In a world of never-ending To-Do lists, I often look at my list of tasks, select one and jump into my work. Occasionally, however, I remind myself to look through the items on my list and see where I am investing my time and energy. As I step back, I ask myself if I’m choosing wisely on what I’m working on and if I’m getting the desired results. Another way to say that is am I being an efficient employee or an effective employee? They are different and one of them is more important than the other.
Let’s take a look at the definitions for both of those words.
- Efficient is doing things in an optimal way. E.g. the fastest way or the least expensive way. (Wally is the most efficient person for that task, he can complete it in 20 minutes.)
- Effective is doing the right things and looks at the results of your work. (Wally effectively completed the sales report so we all know we are on track this month.)
Peter Drucker, a management consultant and writer said, “Efficiency is doing things right. Effectiveness is doing the right things.” So, while both efficiency and effectiveness are important, one must prioritize effectiveness above efficiency. You can be efficient at various tasks all day long, but if there is little value in the tasks you are completing, you are wasting time and being ineffective.

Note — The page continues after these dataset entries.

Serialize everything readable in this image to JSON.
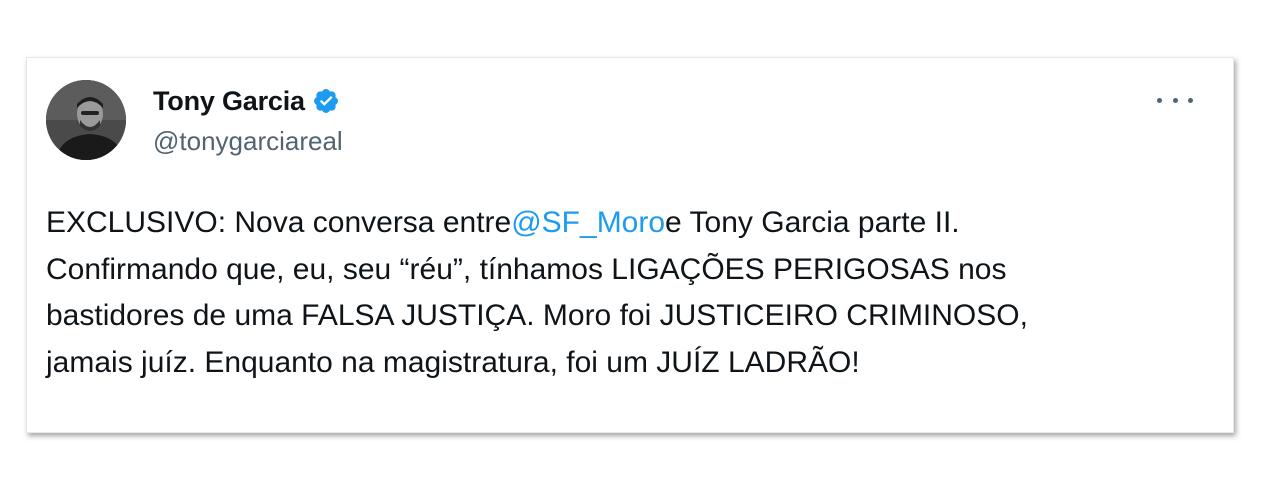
{
  "user": {
    "display_name": "Tony Garcia",
    "handle": "@tonygarciareal",
    "verified": true
  },
  "tweet": {
    "part1": "EXCLUSIVO: Nova conversa entre",
    "mention": "@SF_Moro",
    "part2": "e Tony Garcia parte II.\nConfirmando que, eu, seu “réu”, tínhamos LIGAÇÕES PERIGOSAS nos\nbastidores de uma FALSA JUSTIÇA. Moro foi JUSTICEIRO CRIMINOSO,\njamais juíz. Enquanto na magistratura, foi um JUÍZ LADRÃO!"
  },
  "icons": {
    "verified": "verified-badge-icon",
    "more": "more-options-icon"
  },
  "colors": {
    "text": "#0f1419",
    "secondary": "#536471",
    "link": "#1d9bf0",
    "verified": "#1d9bf0"
  }
}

Ideally, you prioritize your work with what is going to help the organization be most effective. What is going to help deliver the best results to our clients? Once that is determined, you can work effectively. You can also strive to increase the efficiency of that work. It should be noted, that when you are working on something new, you likely won’t be the most efficient. But that doesn’t mean it isn’t valuable work and something you should continue working on. It just means you’ve got room to improve. Cross-training would be an example of this. A new employee may not be the most efficient as they start a new task, but allowing them the opportunity to cross-train is essential for building knowledge in that new employee and will free up the more experienced employee to do what only he can do!
A caution worth noting is that when you become more efficient in your work, you may find yourself with a little “extra” time on your hands. When you look for how to use that time, be sure you are wisely managing your time with an effective task and not finding yourself doing pet projects or tasks that bring little value to you or the team.
I encourage you to take a few minutes and look at your To-Do list this week – analyze it a bit. Are you doing work that will make a difference? Do you need to challenge yourself and the items on your To-Do list to keep leading effectively?
Keep leading the Interstates way!
Doug Post, Interstates Engineering President